DEAR SAD: It's hard enough to be in charge of your life without being undermined by the voice of doom from home. It is strange how those who think the least of us seem to take up the most space.
Given the situation you describe, you were wise to put a lot of distance between you. The best way for you to be in touch -- and ensure that you calmly have your say -- is textual. You should email her or send a letter.
Keep your statements calm and respectful and focused on how her behavior affects you.
Understand that your mother may never evolve. Coping with your feelings, frustrations and disappointment in her will be a long-term challenge for you.
DEAR AMY: "Ann" said she was fired from her job for chronic lateness. Now she is wondering if she should disclose it in future job interviews. I'm never going to understand people who behave badly, know it, and are actually surprised that there are consequences. That this person would even ask this question shows she has learned nothing.

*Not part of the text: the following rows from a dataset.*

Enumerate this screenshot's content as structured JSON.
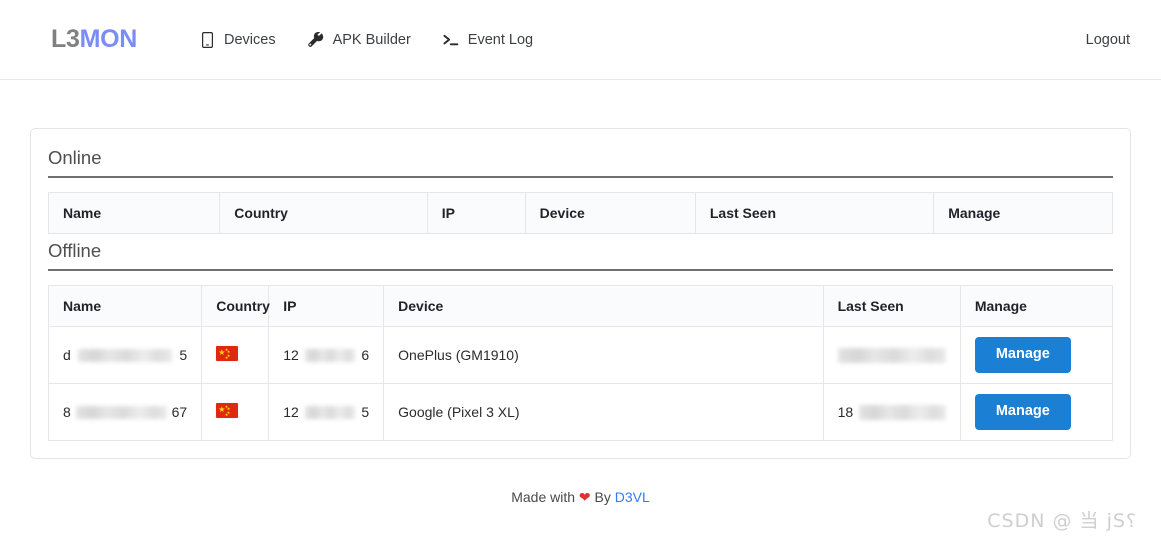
{
  "navbar": {
    "brand": {
      "part1": "L3",
      "part2": "MON"
    },
    "links": [
      {
        "icon": "mobile-phone-icon",
        "label": "Devices"
      },
      {
        "icon": "wrench-icon",
        "label": "APK Builder"
      },
      {
        "icon": "terminal-icon",
        "label": "Event Log"
      }
    ],
    "logout_label": "Logout"
  },
  "sections": {
    "online": {
      "title": "Online",
      "columns": [
        "Name",
        "Country",
        "IP",
        "Device",
        "Last Seen",
        "Manage"
      ],
      "rows": []
    },
    "offline": {
      "title": "Offline",
      "columns": [
        "Name",
        "Country",
        "IP",
        "Device",
        "Last Seen",
        "Manage"
      ],
      "rows": [
        {
          "name_prefix": "d",
          "name_suffix": "5",
          "country": "CN",
          "ip_prefix": "12",
          "ip_suffix": "6",
          "device": "OnePlus (GM1910)",
          "last_seen_prefix": "",
          "manage_label": "Manage"
        },
        {
          "name_prefix": "8",
          "name_suffix": "67",
          "country": "CN",
          "ip_prefix": "12",
          "ip_suffix": "5",
          "device": "Google (Pixel 3 XL)",
          "last_seen_prefix": "18",
          "manage_label": "Manage"
        }
      ]
    }
  },
  "footer": {
    "made_with": "Made with",
    "heart": "❤",
    "by": "By",
    "author": "D3VL"
  },
  "watermark": "CSDN @ 当 jS⸮",
  "colors": {
    "brand_accent": "#7b8cf5",
    "brand_gray": "#808080",
    "button_blue": "#1b7fd4",
    "link_blue": "#2d7ff9",
    "heart_red": "#e03030",
    "flag_red": "#de2910",
    "flag_yellow": "#ffde00"
  }
}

DEAR DISGUSTED: I thought this was a good question, and my recommendation was she not bring it up but be prepared to discuss it.